[Collected data entries]
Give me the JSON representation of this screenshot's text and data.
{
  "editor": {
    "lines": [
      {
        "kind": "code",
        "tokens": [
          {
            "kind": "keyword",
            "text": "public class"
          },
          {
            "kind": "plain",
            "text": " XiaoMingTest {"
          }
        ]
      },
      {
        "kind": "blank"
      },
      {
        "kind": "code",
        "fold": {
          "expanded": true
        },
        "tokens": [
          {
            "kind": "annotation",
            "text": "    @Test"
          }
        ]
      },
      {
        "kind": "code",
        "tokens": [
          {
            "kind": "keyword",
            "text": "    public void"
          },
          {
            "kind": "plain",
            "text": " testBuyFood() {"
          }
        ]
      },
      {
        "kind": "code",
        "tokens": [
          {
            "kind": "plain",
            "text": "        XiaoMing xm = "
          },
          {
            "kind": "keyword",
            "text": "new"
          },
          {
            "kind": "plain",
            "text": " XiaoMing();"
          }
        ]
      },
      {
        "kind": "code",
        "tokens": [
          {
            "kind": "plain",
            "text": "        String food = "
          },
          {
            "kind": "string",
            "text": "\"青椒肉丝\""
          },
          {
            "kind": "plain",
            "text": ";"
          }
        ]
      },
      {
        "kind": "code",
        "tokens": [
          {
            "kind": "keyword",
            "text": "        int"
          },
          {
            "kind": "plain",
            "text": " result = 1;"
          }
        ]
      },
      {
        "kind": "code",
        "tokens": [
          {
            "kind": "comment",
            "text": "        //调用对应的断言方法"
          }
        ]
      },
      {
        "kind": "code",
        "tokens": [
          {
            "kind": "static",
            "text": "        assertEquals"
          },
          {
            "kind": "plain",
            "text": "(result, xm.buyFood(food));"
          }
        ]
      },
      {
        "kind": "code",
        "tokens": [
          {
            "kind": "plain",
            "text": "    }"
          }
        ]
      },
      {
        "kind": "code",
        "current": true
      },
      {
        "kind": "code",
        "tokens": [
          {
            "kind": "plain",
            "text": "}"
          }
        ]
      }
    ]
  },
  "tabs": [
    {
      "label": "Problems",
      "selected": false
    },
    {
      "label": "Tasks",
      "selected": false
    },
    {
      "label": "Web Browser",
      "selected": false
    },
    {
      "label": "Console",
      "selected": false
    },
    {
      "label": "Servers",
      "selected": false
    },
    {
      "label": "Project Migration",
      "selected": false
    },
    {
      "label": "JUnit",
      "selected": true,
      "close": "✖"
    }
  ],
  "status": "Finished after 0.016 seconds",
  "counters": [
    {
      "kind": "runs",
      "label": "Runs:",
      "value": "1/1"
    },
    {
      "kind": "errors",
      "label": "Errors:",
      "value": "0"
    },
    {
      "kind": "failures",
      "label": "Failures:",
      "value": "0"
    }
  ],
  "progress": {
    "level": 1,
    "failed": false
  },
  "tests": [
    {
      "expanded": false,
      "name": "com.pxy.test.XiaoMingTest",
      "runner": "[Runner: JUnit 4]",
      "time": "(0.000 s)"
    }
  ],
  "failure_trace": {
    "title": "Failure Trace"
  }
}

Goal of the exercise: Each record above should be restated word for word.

Result of this exercise:
Give me the JSON representation of this screenshot's text and data.
{
  "editor": {
    "lines": [
      {
        "kind": "code",
        "tokens": [
          {
            "kind": "keyword",
            "text": "public class"
          },
          {
            "kind": "plain",
            "text": " XiaoMingTest {"
          }
        ]
      },
      {
        "kind": "blank"
      },
      {
        "kind": "code",
        "fold": {
          "expanded": true
        },
        "tokens": [
          {
            "kind": "annotation",
            "text": "    @Test"
          }
        ]
      },
      {
        "kind": "code",
        "tokens": [
          {
            "kind": "keyword",
            "text": "    public void"
          },
          {
            "kind": "plain",
            "text": " testBuyFood() {"
          }
        ]
      },
      {
        "kind": "code",
        "tokens": [
          {
            "kind": "plain",
            "text": "        XiaoMing xm = "
          },
          {
            "kind": "keyword",
            "text": "new"
          },
          {
            "kind": "plain",
            "text": " XiaoMing();"
          }
        ]
      },
      {
        "kind": "code",
        "tokens": [
          {
            "kind": "plain",
            "text": "        String food = "
          },
          {
            "kind": "string",
            "text": "\"青椒肉丝\""
          },
          {
            "kind": "plain",
            "text": ";"
          }
        ]
      },
      {
        "kind": "code",
        "tokens": [
          {
            "kind": "keyword",
            "text": "        int"
          },
          {
            "kind": "plain",
            "text": " result = 1;"
          }
        ]
      },
      {
        "kind": "code",
        "tokens": [
          {
            "kind": "comment",
            "text": "        //调用对应的断言方法"
          }
        ]
      },
      {
        "kind": "code",
        "tokens": [
          {
            "kind": "static",
            "text": "        assertEquals"
          },
          {
            "kind": "plain",
            "text": "(result, xm.buyFood(food));"
          }
        ]
      },
      {
        "kind": "code",
        "tokens": [
          {
            "kind": "plain",
            "text": "    }"
          }
        ]
      },
      {
        "kind": "code",
        "current": true
      },
      {
        "kind": "code",
        "tokens": [
          {
            "kind": "plain",
            "text": "}"
          }
        ]
      }
    ]
  },
  "tabs": [
    {
      "label": "Problems",
      "selected": false
    },
    {
      "label": "Tasks",
      "selected": false
    },
    {
      "label": "Web Browser",
      "selected": false
    },
    {
      "label": "Console",
      "selected": false
    },
    {
      "label": "Servers",
      "selected": false
    },
    {
      "label": "Project Migration",
      "selected": false
    },
    {
      "label": "JUnit",
      "selected": true,
      "close": "✖"
    }
  ],
  "status": "Finished after 0.016 seconds",
  "counters": [
    {
      "kind": "runs",
      "label": "Runs:",
      "value": "1/1"
    },
    {
      "kind": "errors",
      "label": "Errors:",
      "value": "0"
    },
    {
      "kind": "failures",
      "label": "Failures:",
      "value": "0"
    }
  ],
  "progress": {
    "level": 1,
    "failed": false
  },
  "tests": [
    {
      "expanded": false,
      "name": "com.pxy.test.XiaoMingTest",
      "runner": "[Runner: JUnit 4]",
      "time": "(0.000 s)"
    }
  ],
  "failure_trace": {
    "title": "Failure Trace"
  }
}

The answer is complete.